Empire. She ranks with Hatshepsut and Russian Empress Catherine the
Great as a breaker of male-dominated dynasties.
Jumping a few millennia to American women , in 1848 women could not
vote, own property or run for the School Board. Today, some seven
generations of activist women later, we have two women on the Supreme
Court, female Senators and Governors, a few C. E. O.'s of major
corporations, women in every profession , and housewives running those
essential volunteer organizations. They are making the news and the
1948 was the year that Seneca Falls Declaration was adopted, led by
Elizabeth Cady Stanton. It stated in part, "We hold these truths to be
self evident that all men and women are created equal" and started a
revolution. Later Stanton teamed up with Susan B. Anthony to form the
National Women Suffrage Association. Those two made quite a team.
Stanton, mother of seven and prolific writer stayed home and wrote
diatribes against female discrimination, and Anthony, aggressively
single, spread her partner's words across America.
There have been so many American women on whose shoulders we are
standing today that it is hard to pick just a few.
Elizabeth Blackwell , who graduated in 1849, was the first woman in the
United States with a "regular" medical degree. She worked in providing
medical care to indigent women in New York, and later trained female
Another doctor was Rena Sabin, of Denver, a famous medical researcher.
I even interviewed her once back in the dark ages when I had a two hour
radio show, the title of which shall remain forever a secret.
Jacqueline Cochran directed the Women Airforce Service Pilots during
World War II, and later was the first female pilot to fly faster than
the speed of sound proving that women truly could fly.
Margaret Sanger opened the first birth control clinic in Brooklyn, was
shut down and arrested, but eventually opened one in New York City.
That caught their attention.
Babe Didrickson Zaharias was the probably the greatest female athlete of
the 20th century. She excelled in every sport she tried, basketball,
diving, golf, tennis, track and field. She was born the same year I
was, so I followed her career closely.
Betty Friedan published "The Feminine Mystique" and launched a second
wave of feminism in America -- a wave that for the first time included
the legions of "conventional" women, married with children. As one of
them, I'll bet I was one of the first ones who read it.
The bout of the century that I would love to see - but I am about 100
years too late, would be between Susan B. Anthony and Pat Robertson.
Anthony had numerous affairs but refused to enter into what she called
the slavery of marriage. Robertson said, "If you get married you have
accepted the headship of a man... the husband is the head of wife and
that's the way it is. Period." But wouldn't it be fun to watch those
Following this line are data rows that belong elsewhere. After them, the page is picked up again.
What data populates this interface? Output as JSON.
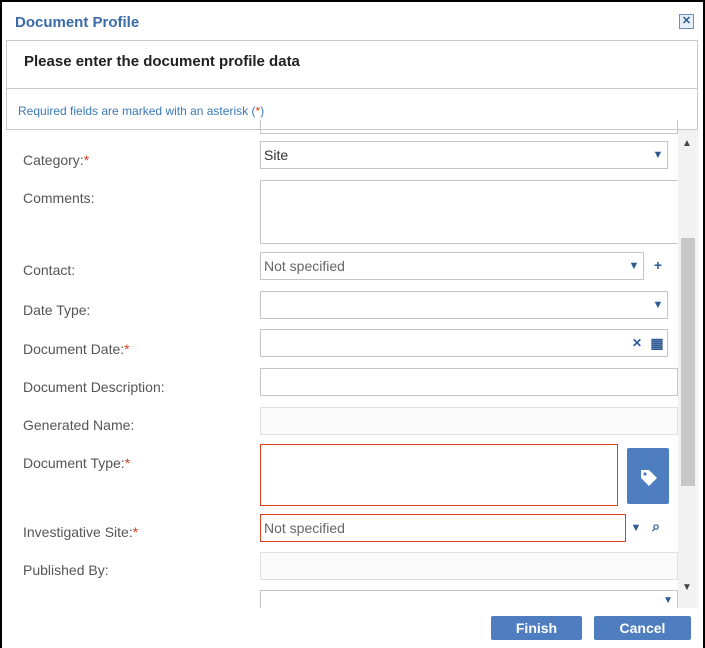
{
  "dialog": {
    "title": "Document Profile"
  },
  "header": {
    "text": "Please enter the document profile data"
  },
  "required_note": {
    "prefix": "Required fields are marked with an asterisk (",
    "star": "*",
    "suffix": ")"
  },
  "fields": {
    "category": {
      "label": "Category:",
      "value": "Site"
    },
    "comments": {
      "label": "Comments:"
    },
    "contact": {
      "label": "Contact:",
      "value": "Not specified"
    },
    "date_type": {
      "label": "Date Type:"
    },
    "document_date": {
      "label": "Document Date:"
    },
    "document_description": {
      "label": "Document Description:"
    },
    "generated_name": {
      "label": "Generated Name:"
    },
    "document_type": {
      "label": "Document Type:"
    },
    "investigative_site": {
      "label": "Investigative Site:",
      "value": "Not specified"
    },
    "published_by": {
      "label": "Published By:"
    }
  },
  "required_star": "*",
  "buttons": {
    "finish": "Finish",
    "cancel": "Cancel"
  }
}
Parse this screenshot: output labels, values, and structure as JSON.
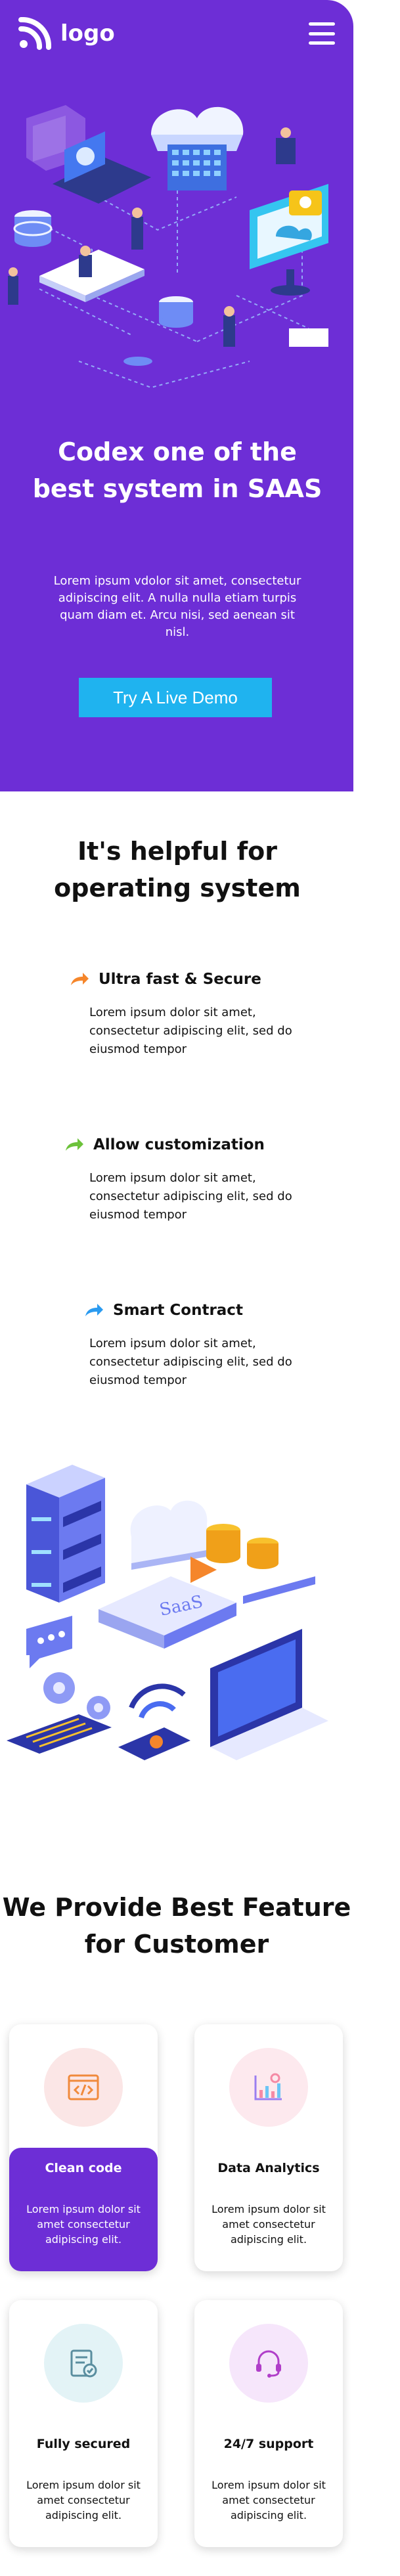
{
  "header": {
    "logo_text": "logo",
    "menu_icon": "hamburger-menu-icon"
  },
  "hero": {
    "title": "Codex one of the best system in SAAS",
    "text": "Lorem ipsum vdolor sit amet, consectetur adipiscing elit. A nulla nulla etiam turpis quam diam et. Arcu nisi, sed aenean sit nisl.",
    "cta_label": "Try A Live Demo"
  },
  "helpful": {
    "title": "It's helpful for operating system",
    "features": [
      {
        "name": "Ultra fast & Secure",
        "text": "Lorem ipsum dolor sit amet, consectetur adipiscing elit, sed do eiusmod tempor",
        "icon_color": "#f5862b"
      },
      {
        "name": "Allow customization",
        "text": "Lorem ipsum dolor sit amet, consectetur adipiscing elit, sed do eiusmod tempor",
        "icon_color": "#6cc23a"
      },
      {
        "name": "Smart Contract",
        "text": "Lorem ipsum dolor sit amet, consectetur adipiscing elit, sed do eiusmod tempor",
        "icon_color": "#2b9bf0"
      }
    ]
  },
  "best_features": {
    "title": "We Provide Best Feature for Customer",
    "cards": [
      {
        "name": "Clean code",
        "text": "Lorem ipsum dolor sit amet consectetur adipiscing elit.",
        "icon": "code-window-icon",
        "active": true
      },
      {
        "name": "Data Analytics",
        "text": "Lorem ipsum dolor sit amet consectetur adipiscing elit.",
        "icon": "analytics-chart-icon",
        "active": false
      },
      {
        "name": "Fully secured",
        "text": "Lorem ipsum dolor sit amet consectetur adipiscing elit.",
        "icon": "secure-document-icon",
        "active": false
      },
      {
        "name": "24/7 support",
        "text": "Lorem ipsum dolor sit amet consectetur adipiscing elit.",
        "icon": "headset-support-icon",
        "active": false
      }
    ]
  },
  "colors": {
    "brand_purple": "#6d2ed6",
    "cta_blue": "#1fb3ef"
  }
}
two square off against each other. I'm betting on Susan. Fortunately,
American women are smart enough to make their own choices.
Every month since the beginning of recorded history has been Women's
History Month. The guys who wrote the books just didn't know it.